* WHAT THIS TASK INVOLVES *
Word for word, please copy the listing below, with its pictures left out.
━━━━━ DATASET CONTENT
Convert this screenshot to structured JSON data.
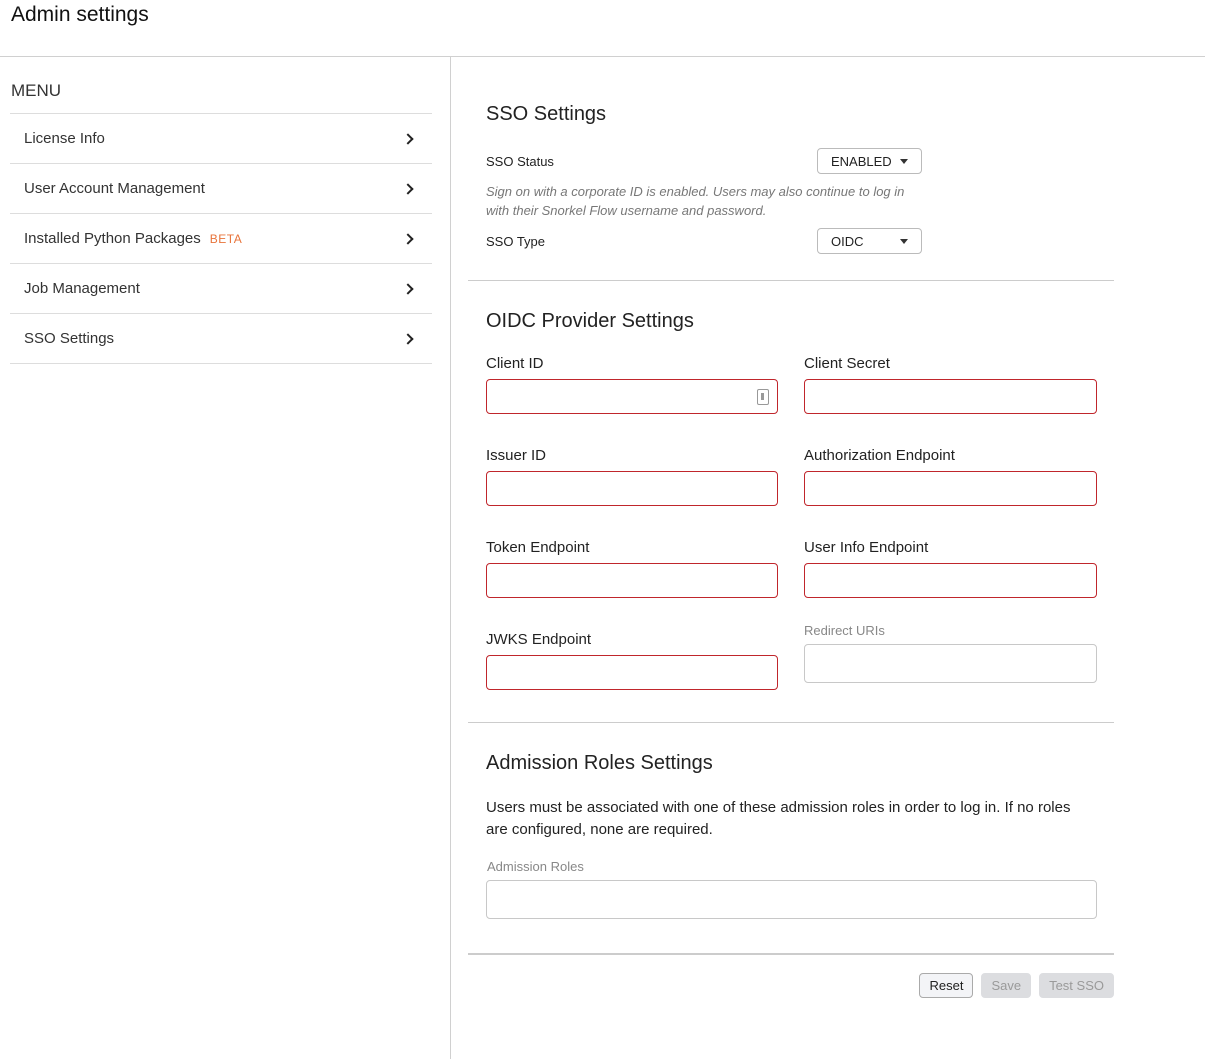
{
  "header": {
    "title": "Admin settings"
  },
  "sidebar": {
    "title": "MENU",
    "items": [
      {
        "label": "License Info"
      },
      {
        "label": "User Account Management"
      },
      {
        "label": "Installed Python Packages",
        "badge": "BETA"
      },
      {
        "label": "Job Management"
      },
      {
        "label": "SSO Settings"
      }
    ]
  },
  "sso": {
    "title": "SSO Settings",
    "status_label": "SSO Status",
    "status_value": "ENABLED",
    "note": "Sign on with a corporate ID is enabled. Users may also continue to log in with their Snorkel Flow username and password.",
    "type_label": "SSO Type",
    "type_value": "OIDC"
  },
  "oidc": {
    "title": "OIDC Provider Settings",
    "fields": [
      {
        "label": "Client ID",
        "value": ""
      },
      {
        "label": "Client Secret",
        "value": ""
      },
      {
        "label": "Issuer ID",
        "value": ""
      },
      {
        "label": "Authorization Endpoint",
        "value": ""
      },
      {
        "label": "Token Endpoint",
        "value": ""
      },
      {
        "label": "User Info Endpoint",
        "value": ""
      },
      {
        "label": "JWKS Endpoint",
        "value": ""
      }
    ],
    "redirect_label": "Redirect URIs"
  },
  "admission": {
    "title": "Admission Roles Settings",
    "description": "Users must be associated with one of these admission roles in order to log in. If no roles are configured, none are required.",
    "roles_label": "Admission Roles"
  },
  "actions": {
    "reset": "Reset",
    "save": "Save",
    "test": "Test SSO"
  },
  "colors": {
    "error_border": "#c0262c",
    "beta": "#e8743b"
  }
}
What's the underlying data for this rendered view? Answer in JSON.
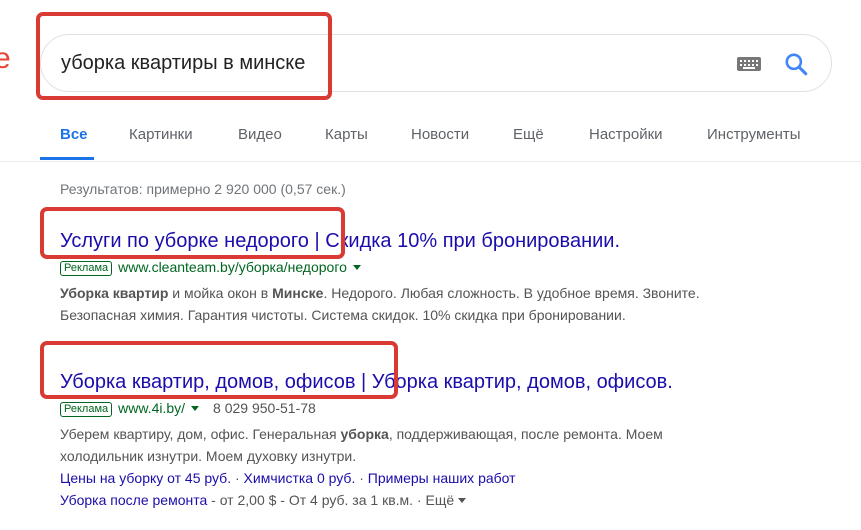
{
  "logo_fragment": "e",
  "search": {
    "query": "уборка квартиры в минске"
  },
  "tabs": [
    {
      "label": "Все"
    },
    {
      "label": "Картинки"
    },
    {
      "label": "Видео"
    },
    {
      "label": "Карты"
    },
    {
      "label": "Новости"
    },
    {
      "label": "Ещё"
    },
    {
      "label": "Настройки"
    },
    {
      "label": "Инструменты"
    }
  ],
  "stats": "Результатов: примерно 2 920 000 (0,57 сек.)",
  "ads": [
    {
      "title": "Услуги по уборке недорого | Скидка 10% при бронировании.",
      "badge": "Реклама",
      "url": "www.cleanteam.by/уборка/недорого",
      "desc_line1": {
        "b1": "Уборка квартир",
        "t1": " и мойка окон в ",
        "b2": "Минске",
        "t2": ". Недорого. Любая сложность. В удобное время. Звоните."
      },
      "desc_line2": "Безопасная химия. Гарантия чистоты. Система скидок. 10% скидка при бронировании."
    },
    {
      "title": "Уборка квартир, домов, офисов | Уборка квартир, домов, офисов.",
      "badge": "Реклама",
      "url": "www.4i.by/",
      "phone": "8 029 950-51-78",
      "desc_line1": {
        "t1": "Уберем квартиру, дом, офис. Генеральная ",
        "b1": "уборка",
        "t2": ", поддерживающая, после ремонта. Моем"
      },
      "desc_line2": "холодильник изнутри. Моем духовку изнутри.",
      "sitelinks": [
        "Цены на уборку от 45 руб.",
        "Химчистка 0 руб.",
        "Примеры наших работ"
      ],
      "sitelink_sep": " · ",
      "extra": {
        "link": "Уборка после ремонта",
        "text": " - от 2,00 $ - От 4 руб. за 1 кв.м. · ",
        "more": "Ещё"
      }
    }
  ]
}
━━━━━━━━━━
* ANSWER TO THIS TASK *
Convert this screenshot to structured JSON data.
{
  "header": {
    "title": "Admin settings"
  },
  "sidebar": {
    "title": "MENU",
    "items": [
      {
        "label": "License Info"
      },
      {
        "label": "User Account Management"
      },
      {
        "label": "Installed Python Packages",
        "badge": "BETA"
      },
      {
        "label": "Job Management"
      },
      {
        "label": "SSO Settings"
      }
    ]
  },
  "sso": {
    "title": "SSO Settings",
    "status_label": "SSO Status",
    "status_value": "ENABLED",
    "note": "Sign on with a corporate ID is enabled. Users may also continue to log in with their Snorkel Flow username and password.",
    "type_label": "SSO Type",
    "type_value": "OIDC"
  },
  "oidc": {
    "title": "OIDC Provider Settings",
    "fields": [
      {
        "label": "Client ID",
        "value": ""
      },
      {
        "label": "Client Secret",
        "value": ""
      },
      {
        "label": "Issuer ID",
        "value": ""
      },
      {
        "label": "Authorization Endpoint",
        "value": ""
      },
      {
        "label": "Token Endpoint",
        "value": ""
      },
      {
        "label": "User Info Endpoint",
        "value": ""
      },
      {
        "label": "JWKS Endpoint",
        "value": ""
      }
    ],
    "redirect_label": "Redirect URIs"
  },
  "admission": {
    "title": "Admission Roles Settings",
    "description": "Users must be associated with one of these admission roles in order to log in. If no roles are configured, none are required.",
    "roles_label": "Admission Roles"
  },
  "actions": {
    "reset": "Reset",
    "save": "Save",
    "test": "Test SSO"
  },
  "colors": {
    "error_border": "#c0262c",
    "beta": "#e8743b"
  }
}
What's the underlying data for this rendered view? Answer in JSON.
{
  "logo_fragment": "e",
  "search": {
    "query": "уборка квартиры в минске"
  },
  "tabs": [
    {
      "label": "Все"
    },
    {
      "label": "Картинки"
    },
    {
      "label": "Видео"
    },
    {
      "label": "Карты"
    },
    {
      "label": "Новости"
    },
    {
      "label": "Ещё"
    },
    {
      "label": "Настройки"
    },
    {
      "label": "Инструменты"
    }
  ],
  "stats": "Результатов: примерно 2 920 000 (0,57 сек.)",
  "ads": [
    {
      "title": "Услуги по уборке недорого | Скидка 10% при бронировании.",
      "badge": "Реклама",
      "url": "www.cleanteam.by/уборка/недорого",
      "desc_line1": {
        "b1": "Уборка квартир",
        "t1": " и мойка окон в ",
        "b2": "Минске",
        "t2": ". Недорого. Любая сложность. В удобное время. Звоните."
      },
      "desc_line2": "Безопасная химия. Гарантия чистоты. Система скидок. 10% скидка при бронировании."
    },
    {
      "title": "Уборка квартир, домов, офисов | Уборка квартир, домов, офисов.",
      "badge": "Реклама",
      "url": "www.4i.by/",
      "phone": "8 029 950-51-78",
      "desc_line1": {
        "t1": "Уберем квартиру, дом, офис. Генеральная ",
        "b1": "уборка",
        "t2": ", поддерживающая, после ремонта. Моем"
      },
      "desc_line2": "холодильник изнутри. Моем духовку изнутри.",
      "sitelinks": [
        "Цены на уборку от 45 руб.",
        "Химчистка 0 руб.",
        "Примеры наших работ"
      ],
      "sitelink_sep": " · ",
      "extra": {
        "link": "Уборка после ремонта",
        "text": " - от 2,00 $ - От 4 руб. за 1 кв.м. · ",
        "more": "Ещё"
      }
    }
  ]
}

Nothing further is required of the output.